Images do not belong in the copy; retype the rest of the entries below exactly.

##### EXTRACTED RECORDS

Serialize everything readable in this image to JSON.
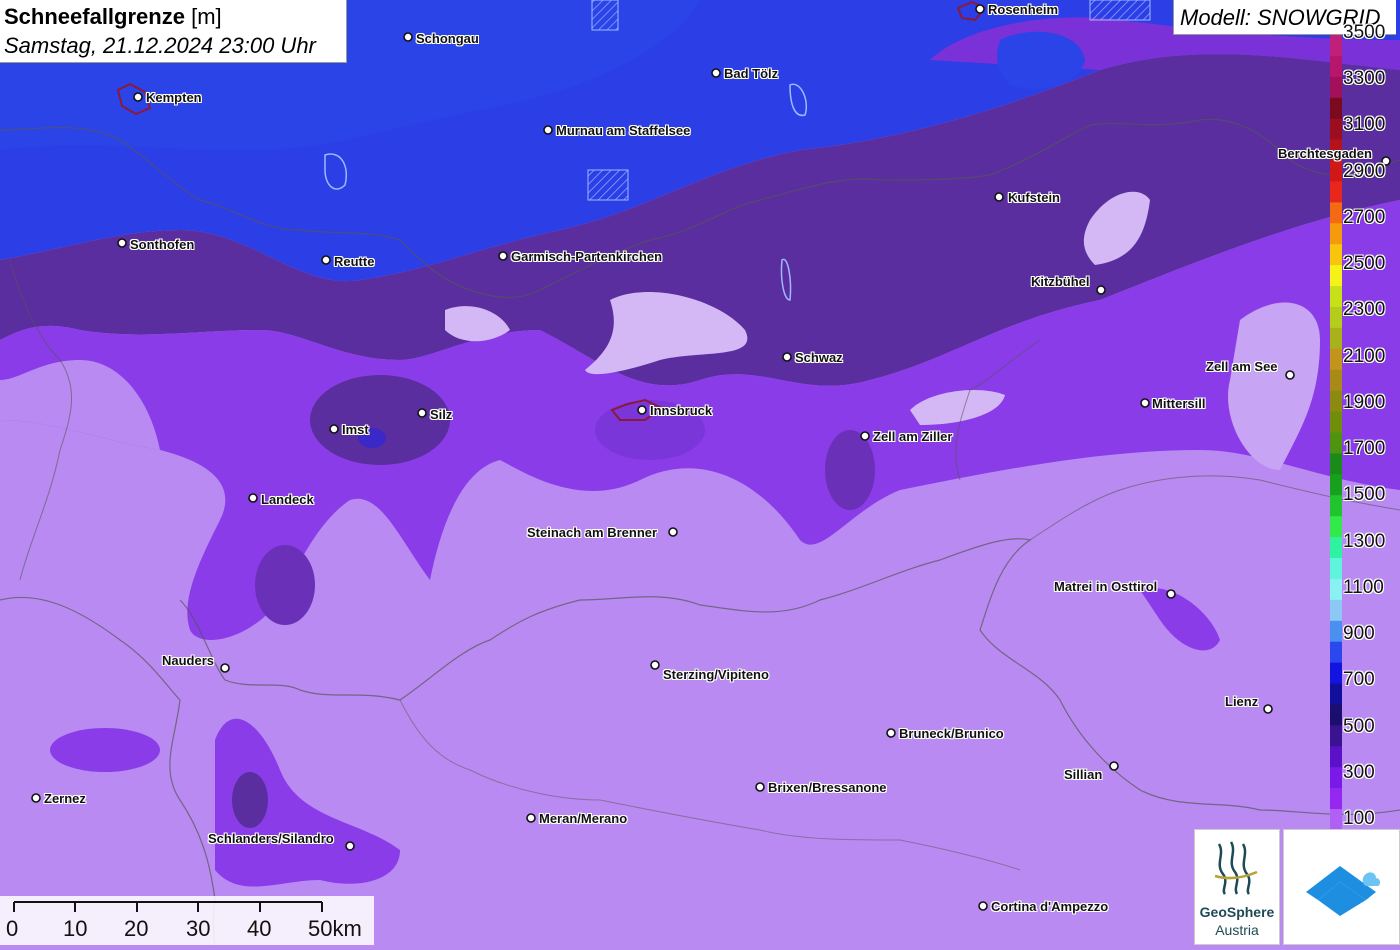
{
  "title": {
    "main": "Schneefallgrenze",
    "unit": "[m]",
    "date": "Samstag, 21.12.2024 23:00 Uhr"
  },
  "model_label": "Modell: SNOWGRID",
  "cities": [
    {
      "name": "Schongau",
      "label": "Schongau"
    },
    {
      "name": "Rosenheim",
      "label": "Rosenheim"
    },
    {
      "name": "Kempten",
      "label": "Kempten"
    },
    {
      "name": "Bad Tölz",
      "label": "Bad Tölz"
    },
    {
      "name": "Murnau am Staffelsee",
      "label": "Murnau am Staffelsee"
    },
    {
      "name": "Berchtesgaden",
      "label": "Berchtesgaden"
    },
    {
      "name": "Kufstein",
      "label": "Kufstein"
    },
    {
      "name": "Sonthofen",
      "label": "Sonthofen"
    },
    {
      "name": "Reutte",
      "label": "Reutte"
    },
    {
      "name": "Garmisch-Partenkirchen",
      "label": "Garmisch-Partenkirchen"
    },
    {
      "name": "Kitzbühel",
      "label": "Kitzbühel"
    },
    {
      "name": "Schwaz",
      "label": "Schwaz"
    },
    {
      "name": "Zell am See",
      "label": "Zell am See"
    },
    {
      "name": "Imst",
      "label": "Imst"
    },
    {
      "name": "Silz",
      "label": "Silz"
    },
    {
      "name": "Innsbruck",
      "label": "Innsbruck"
    },
    {
      "name": "Mittersill",
      "label": "Mittersill"
    },
    {
      "name": "Zell am Ziller",
      "label": "Zell am Ziller"
    },
    {
      "name": "Landeck",
      "label": "Landeck"
    },
    {
      "name": "Steinach am Brenner",
      "label": "Steinach am Brenner"
    },
    {
      "name": "Matrei in Osttirol",
      "label": "Matrei in Osttirol"
    },
    {
      "name": "Nauders",
      "label": "Nauders"
    },
    {
      "name": "Sterzing/Vipiteno",
      "label": "Sterzing/Vipiteno"
    },
    {
      "name": "Lienz",
      "label": "Lienz"
    },
    {
      "name": "Bruneck/Brunico",
      "label": "Bruneck/Brunico"
    },
    {
      "name": "Sillian",
      "label": "Sillian"
    },
    {
      "name": "Zernez",
      "label": "Zernez"
    },
    {
      "name": "Brixen/Bressanone",
      "label": "Brixen/Bressanone"
    },
    {
      "name": "Meran/Merano",
      "label": "Meran/Merano"
    },
    {
      "name": "Schlanders/Silandro",
      "label": "Schlanders/Silandro"
    },
    {
      "name": "Cortina d'Ampezzo",
      "label": "Cortina d'Ampezzo"
    }
  ],
  "legend": {
    "labels": [
      "3500",
      "3300",
      "3100",
      "2900",
      "2700",
      "2500",
      "2300",
      "2100",
      "1900",
      "1700",
      "1500",
      "1300",
      "1100",
      "900",
      "700",
      "500",
      "300",
      "100"
    ],
    "colors": [
      "#c0207a",
      "#b8156d",
      "#a3105a",
      "#7c0a1e",
      "#9b0d1f",
      "#b6121c",
      "#d01818",
      "#e8261c",
      "#f26a14",
      "#f59a0d",
      "#f7c60c",
      "#f5f21a",
      "#c6e01a",
      "#b5cc1a",
      "#a8b01a",
      "#c2941b",
      "#a98a16",
      "#8c8a10",
      "#6f8e0c",
      "#4e9410",
      "#1a8a1a",
      "#17a01e",
      "#22c42e",
      "#33e84a",
      "#2ef2a0",
      "#5ef5dc",
      "#8af0f2",
      "#8cc8f5",
      "#4a90f0",
      "#2a48ee",
      "#1414e0",
      "#10109c",
      "#1c0e6e",
      "#3a1490",
      "#5a12c8",
      "#7a1ae8",
      "#9428f0",
      "#b060f5"
    ],
    "unit_range": [
      100,
      3500
    ]
  },
  "scale_bar": {
    "labels": [
      "0",
      "10",
      "20",
      "30",
      "40",
      "50km"
    ]
  },
  "logos": {
    "geosphere_line1": "GeoSphere",
    "geosphere_line2": "Austria"
  },
  "colors": {
    "low_blue": "#2b3fe8",
    "mid_blue": "#3a2ad8",
    "dark_violet": "#5a2e9e",
    "violet": "#8a3ce8",
    "light_violet": "#b98af2",
    "pale_violet": "#d4b8f5"
  }
}
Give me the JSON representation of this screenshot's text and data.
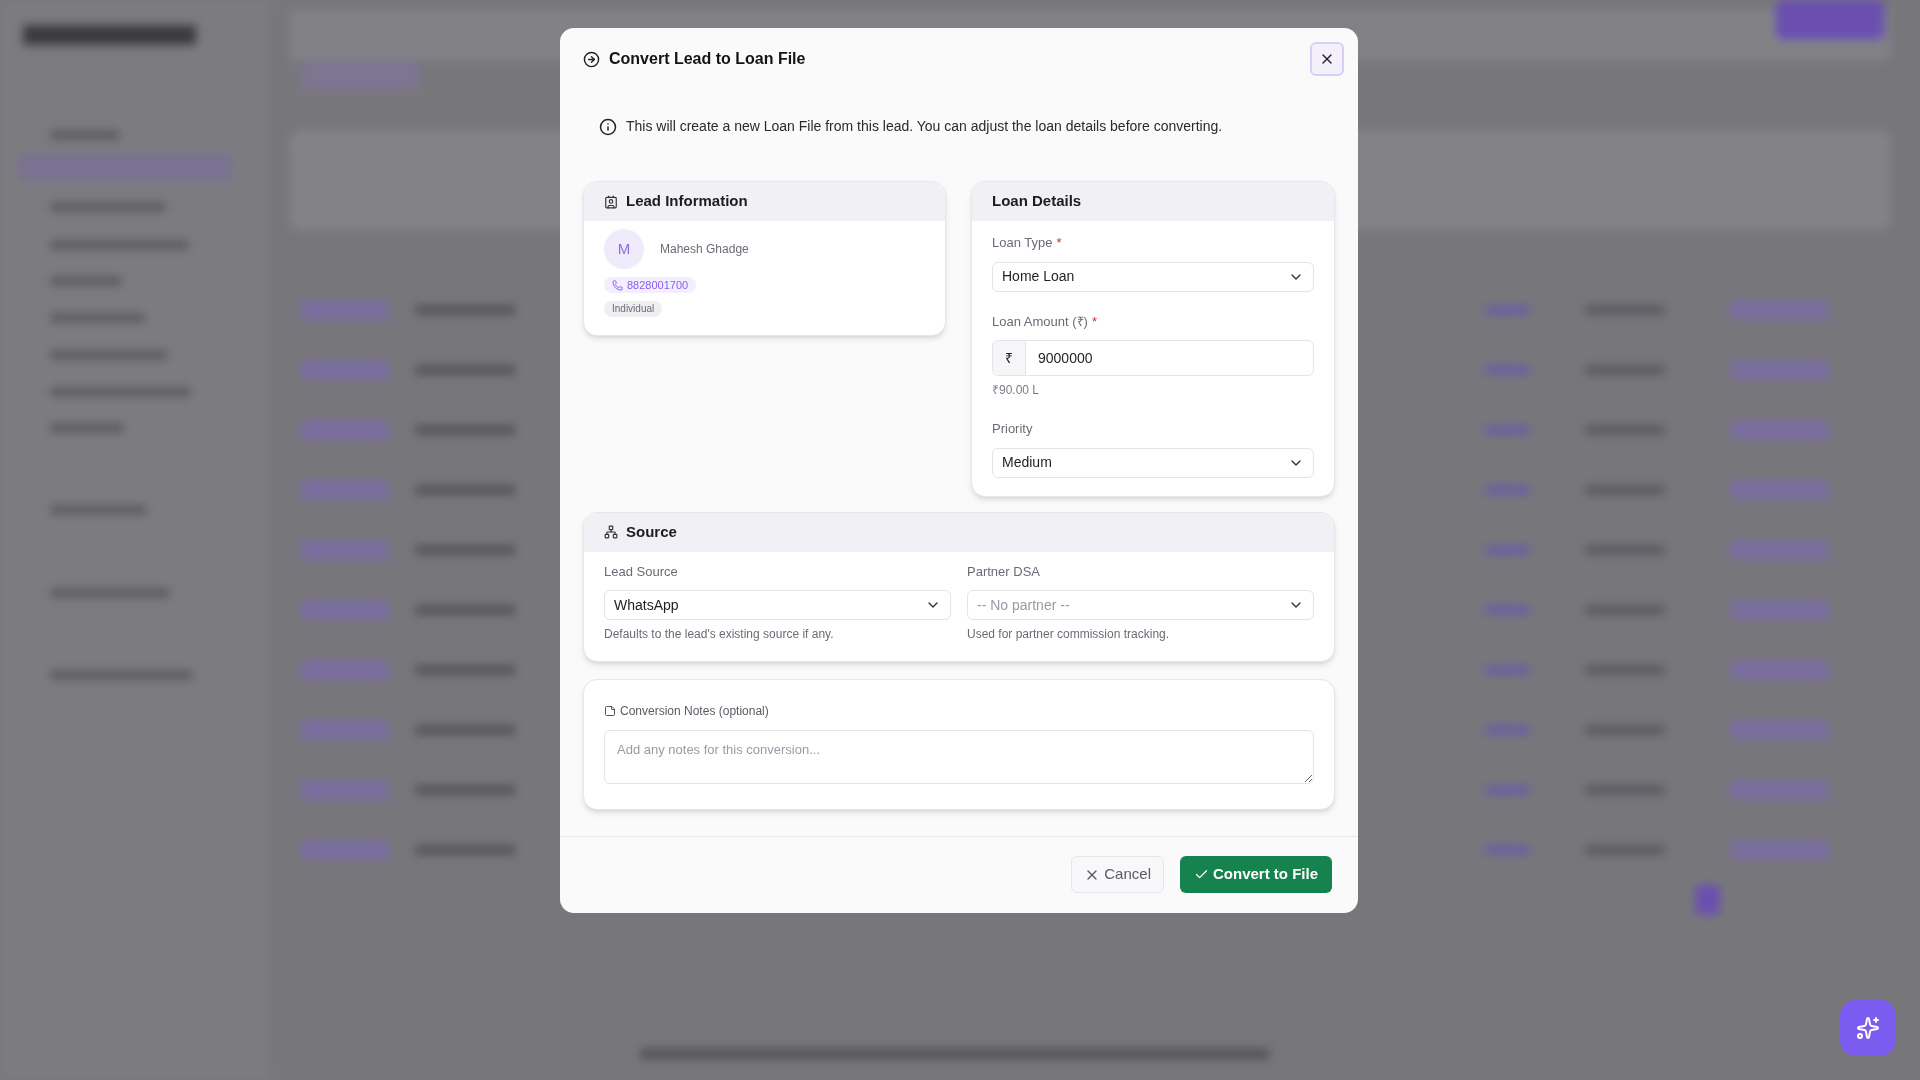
{
  "dialog": {
    "title": "Convert Lead to Loan File",
    "info": "This will create a new Loan File from this lead. You can adjust the loan details before converting.",
    "lead_card": {
      "title": "Lead Information",
      "avatar_initial": "M",
      "name": "Mahesh Ghadge",
      "phone": "8828001700",
      "type_badge": "Individual"
    },
    "loan_card": {
      "title": "Loan Details",
      "fields": [
        {
          "kind": "select",
          "label": "Loan Type",
          "required_mark": "*",
          "value": "Home Loan"
        },
        {
          "kind": "amount",
          "label": "Loan Amount (₹)",
          "required_mark": "*",
          "prefix": "₹",
          "value": "9000000",
          "hint": "₹90.00 L"
        },
        {
          "kind": "select",
          "label": "Priority",
          "value": "Medium"
        }
      ]
    },
    "source_card": {
      "title": "Source",
      "fields": [
        {
          "label": "Lead Source",
          "value": "WhatsApp",
          "hint": "Defaults to the lead's existing source if any."
        },
        {
          "label": "Partner DSA",
          "placeholder": "-- No partner --",
          "hint": "Used for partner commission tracking."
        }
      ]
    },
    "notes": {
      "label": "Conversion Notes (optional)",
      "placeholder": "Add any notes for this conversion..."
    },
    "buttons": [
      {
        "kind": "secondary",
        "label": "Cancel"
      },
      {
        "kind": "primary",
        "label": "Convert to File"
      }
    ]
  }
}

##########

> TASK OUTPUT
Serialize everything readable in this image to JSON.
{
  "title": {
    "main": "Schneefallgrenze",
    "unit": "[m]",
    "date": "Samstag, 21.12.2024 23:00 Uhr"
  },
  "model_label": "Modell: SNOWGRID",
  "cities": [
    {
      "name": "Schongau",
      "label": "Schongau"
    },
    {
      "name": "Rosenheim",
      "label": "Rosenheim"
    },
    {
      "name": "Kempten",
      "label": "Kempten"
    },
    {
      "name": "Bad Tölz",
      "label": "Bad Tölz"
    },
    {
      "name": "Murnau am Staffelsee",
      "label": "Murnau am Staffelsee"
    },
    {
      "name": "Berchtesgaden",
      "label": "Berchtesgaden"
    },
    {
      "name": "Kufstein",
      "label": "Kufstein"
    },
    {
      "name": "Sonthofen",
      "label": "Sonthofen"
    },
    {
      "name": "Reutte",
      "label": "Reutte"
    },
    {
      "name": "Garmisch-Partenkirchen",
      "label": "Garmisch-Partenkirchen"
    },
    {
      "name": "Kitzbühel",
      "label": "Kitzbühel"
    },
    {
      "name": "Schwaz",
      "label": "Schwaz"
    },
    {
      "name": "Zell am See",
      "label": "Zell am See"
    },
    {
      "name": "Imst",
      "label": "Imst"
    },
    {
      "name": "Silz",
      "label": "Silz"
    },
    {
      "name": "Innsbruck",
      "label": "Innsbruck"
    },
    {
      "name": "Mittersill",
      "label": "Mittersill"
    },
    {
      "name": "Zell am Ziller",
      "label": "Zell am Ziller"
    },
    {
      "name": "Landeck",
      "label": "Landeck"
    },
    {
      "name": "Steinach am Brenner",
      "label": "Steinach am Brenner"
    },
    {
      "name": "Matrei in Osttirol",
      "label": "Matrei in Osttirol"
    },
    {
      "name": "Nauders",
      "label": "Nauders"
    },
    {
      "name": "Sterzing/Vipiteno",
      "label": "Sterzing/Vipiteno"
    },
    {
      "name": "Lienz",
      "label": "Lienz"
    },
    {
      "name": "Bruneck/Brunico",
      "label": "Bruneck/Brunico"
    },
    {
      "name": "Sillian",
      "label": "Sillian"
    },
    {
      "name": "Zernez",
      "label": "Zernez"
    },
    {
      "name": "Brixen/Bressanone",
      "label": "Brixen/Bressanone"
    },
    {
      "name": "Meran/Merano",
      "label": "Meran/Merano"
    },
    {
      "name": "Schlanders/Silandro",
      "label": "Schlanders/Silandro"
    },
    {
      "name": "Cortina d'Ampezzo",
      "label": "Cortina d'Ampezzo"
    }
  ],
  "legend": {
    "labels": [
      "3500",
      "3300",
      "3100",
      "2900",
      "2700",
      "2500",
      "2300",
      "2100",
      "1900",
      "1700",
      "1500",
      "1300",
      "1100",
      "900",
      "700",
      "500",
      "300",
      "100"
    ],
    "colors": [
      "#c0207a",
      "#b8156d",
      "#a3105a",
      "#7c0a1e",
      "#9b0d1f",
      "#b6121c",
      "#d01818",
      "#e8261c",
      "#f26a14",
      "#f59a0d",
      "#f7c60c",
      "#f5f21a",
      "#c6e01a",
      "#b5cc1a",
      "#a8b01a",
      "#c2941b",
      "#a98a16",
      "#8c8a10",
      "#6f8e0c",
      "#4e9410",
      "#1a8a1a",
      "#17a01e",
      "#22c42e",
      "#33e84a",
      "#2ef2a0",
      "#5ef5dc",
      "#8af0f2",
      "#8cc8f5",
      "#4a90f0",
      "#2a48ee",
      "#1414e0",
      "#10109c",
      "#1c0e6e",
      "#3a1490",
      "#5a12c8",
      "#7a1ae8",
      "#9428f0",
      "#b060f5"
    ],
    "unit_range": [
      100,
      3500
    ]
  },
  "scale_bar": {
    "labels": [
      "0",
      "10",
      "20",
      "30",
      "40",
      "50km"
    ]
  },
  "logos": {
    "geosphere_line1": "GeoSphere",
    "geosphere_line2": "Austria"
  },
  "colors": {
    "low_blue": "#2b3fe8",
    "mid_blue": "#3a2ad8",
    "dark_violet": "#5a2e9e",
    "violet": "#8a3ce8",
    "light_violet": "#b98af2",
    "pale_violet": "#d4b8f5"
  }
}
Give me the JSON representation of this screenshot's text and data.
{
  "dialog": {
    "title": "Convert Lead to Loan File",
    "info": "This will create a new Loan File from this lead. You can adjust the loan details before converting.",
    "lead_card": {
      "title": "Lead Information",
      "avatar_initial": "M",
      "name": "Mahesh Ghadge",
      "phone": "8828001700",
      "type_badge": "Individual"
    },
    "loan_card": {
      "title": "Loan Details",
      "fields": [
        {
          "kind": "select",
          "label": "Loan Type",
          "required_mark": "*",
          "value": "Home Loan"
        },
        {
          "kind": "amount",
          "label": "Loan Amount (₹)",
          "required_mark": "*",
          "prefix": "₹",
          "value": "9000000",
          "hint": "₹90.00 L"
        },
        {
          "kind": "select",
          "label": "Priority",
          "value": "Medium"
        }
      ]
    },
    "source_card": {
      "title": "Source",
      "fields": [
        {
          "label": "Lead Source",
          "value": "WhatsApp",
          "hint": "Defaults to the lead's existing source if any."
        },
        {
          "label": "Partner DSA",
          "placeholder": "-- No partner --",
          "hint": "Used for partner commission tracking."
        }
      ]
    },
    "notes": {
      "label": "Conversion Notes (optional)",
      "placeholder": "Add any notes for this conversion..."
    },
    "buttons": [
      {
        "kind": "secondary",
        "label": "Cancel"
      },
      {
        "kind": "primary",
        "label": "Convert to File"
      }
    ]
  }
}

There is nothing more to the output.